Lately I’ve been wondering if my honesty is giving me a bad reputation among my peers and professors. I had a moment where I considered calling it quits. Playing the smile game again. Skimping workouts for that last minute edit of a paper that won’t matter in few months. Literally almost killing myself over the expectations school. Last week I was bedridden and only missed one day of class. I could barely walk, but I still managed to find my seat in the classroom. When I really concentrated I took decent notes, my writing small but legible. Last Friday I sat in class and thought, is this really what life is about? Dying over participation points?
I’ve been wondering if you can discern apathy from depression. Are they separate entities, or does depression foster apathy? Or does apathy foster depression? I’ve been wondering if my lack of care for my university is rooted in apathy, depression, or just the fact that this school sucks. I’ve also been wondering how much people criticize me when I say I hate my school. Because, I do. I hate my school. I hate most of the classes I’ve sat in, I’m not a fan of the campus, and I haven’t met many people I could see myself holding long conversations with, or at least laughing with over a bottle of red wine.
I hope my school can reform. I hope professors can get it together by teaching material and giving assignments relevant to their students lives. I hope students can start taking their lives more seriously, and take social media, their gadgets, and their mingling a little less seriously.
I hope they can take the humanity of those they’re surrounded by more seriously. I’m tired of the drama, and the cheating, and watching people’s lives unfold because they’re too scared to take control. I’m tired of watching people being influenced by the masses, and the media, and being okay with their lives how they are. Because, “it is what it is”, right? Wrong. It is not “what it is”. You have choices in your life. You can either change the way you’re doing things, and possibly make something happen for yourself, or you can keep doing what you’ve always been doing, and stay exactly where you are. Change is scary as hell, but taking a little step here and there is enormously rewarding.
I wish I had thought this way when I was first struggling with my depression. If I had, I wouldn’t have cared so much about what others think. I wouldn’t have been so influenced to continue my degree at this school. I might have taken a year or two off to experience the real world. I might have let myself go to the doctor over my knee pain, and actually let myself be a runner. I may have started writing short stories, or poems, or a collection of personal essays. If I had been more honest, I would not be in the place I’m in now.
I am honest. I’ve always been honest. I’ve been yelled at for being too honest, and eventually shut up. In high school my guidance counselor told me to hide my grief and just go about the day as if nothing had happened. Because I am a machine? Someone can hide their emotions for so long before they snap. I was so dishonest with myself for so many years that I was suicidal for the entirety of my college career.
I don’t know how much of my apathy is built into my depression. What I do know is this: Putting myself before my education is saving me. Letting myself feel disappointment over my college experience is saving me. Admitting to myself that I deserve better is saving me. Being honest is saving me.

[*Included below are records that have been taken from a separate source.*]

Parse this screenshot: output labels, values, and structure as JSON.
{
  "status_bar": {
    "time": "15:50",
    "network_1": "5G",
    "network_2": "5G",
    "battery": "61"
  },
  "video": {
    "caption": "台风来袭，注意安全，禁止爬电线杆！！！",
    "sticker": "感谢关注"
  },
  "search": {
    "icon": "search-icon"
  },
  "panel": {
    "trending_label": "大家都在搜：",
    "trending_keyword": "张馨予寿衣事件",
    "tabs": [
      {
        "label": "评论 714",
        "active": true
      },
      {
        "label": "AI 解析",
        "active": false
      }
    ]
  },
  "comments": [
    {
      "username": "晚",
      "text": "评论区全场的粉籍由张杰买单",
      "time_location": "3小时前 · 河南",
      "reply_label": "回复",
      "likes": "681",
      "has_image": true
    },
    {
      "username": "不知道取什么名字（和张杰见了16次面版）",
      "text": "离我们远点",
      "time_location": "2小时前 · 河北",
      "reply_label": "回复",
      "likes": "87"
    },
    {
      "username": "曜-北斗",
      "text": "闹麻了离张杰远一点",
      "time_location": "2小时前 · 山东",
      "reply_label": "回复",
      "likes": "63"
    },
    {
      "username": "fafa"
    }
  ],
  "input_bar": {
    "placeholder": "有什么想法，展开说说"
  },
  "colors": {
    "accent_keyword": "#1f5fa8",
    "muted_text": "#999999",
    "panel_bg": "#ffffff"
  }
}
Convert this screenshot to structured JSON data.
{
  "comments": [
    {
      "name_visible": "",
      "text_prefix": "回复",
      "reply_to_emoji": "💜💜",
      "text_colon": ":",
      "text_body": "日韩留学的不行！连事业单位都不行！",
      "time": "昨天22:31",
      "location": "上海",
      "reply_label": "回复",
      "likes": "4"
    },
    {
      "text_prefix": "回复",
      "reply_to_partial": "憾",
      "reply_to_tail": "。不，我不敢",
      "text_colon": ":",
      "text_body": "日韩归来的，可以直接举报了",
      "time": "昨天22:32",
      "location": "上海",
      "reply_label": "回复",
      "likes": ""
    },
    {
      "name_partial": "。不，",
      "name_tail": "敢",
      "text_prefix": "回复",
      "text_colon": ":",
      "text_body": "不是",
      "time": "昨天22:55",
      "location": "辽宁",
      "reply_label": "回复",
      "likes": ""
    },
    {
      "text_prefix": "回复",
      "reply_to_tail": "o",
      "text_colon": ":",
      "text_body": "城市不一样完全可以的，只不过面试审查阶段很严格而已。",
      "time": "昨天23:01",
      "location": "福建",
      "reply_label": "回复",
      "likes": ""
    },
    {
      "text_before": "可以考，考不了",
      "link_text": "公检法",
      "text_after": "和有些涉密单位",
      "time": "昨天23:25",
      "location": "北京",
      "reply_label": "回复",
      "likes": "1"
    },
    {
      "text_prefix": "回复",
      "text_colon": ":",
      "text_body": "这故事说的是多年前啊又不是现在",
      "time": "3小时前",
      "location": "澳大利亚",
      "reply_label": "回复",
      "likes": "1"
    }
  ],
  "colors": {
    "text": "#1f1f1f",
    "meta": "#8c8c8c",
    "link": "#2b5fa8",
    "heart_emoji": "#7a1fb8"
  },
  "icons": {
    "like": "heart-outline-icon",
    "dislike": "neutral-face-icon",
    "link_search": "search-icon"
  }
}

It isn’t about what people think of you. It’s about looking ahead to your death bed and wondering if you lived it well. It’s not about YOLO, but about finding values. It’s about being proud of them, but able to discern when something has gone astray. It’s about shifting yourself to fit the time that passes. It’s about staring at the ceiling before you fall asleep and being able to think to yourself, “Today I did the best that I can”.
Honesty helps you uncover where you’ve been, where you are, where you want to be, and ultimately who you are. Don’t hang your head in shame because you feel different from the person standing next to you. Be honest with yourself, and hope they’re doing the same for themselves.
With all sincerity,
-The Little Fit Sis-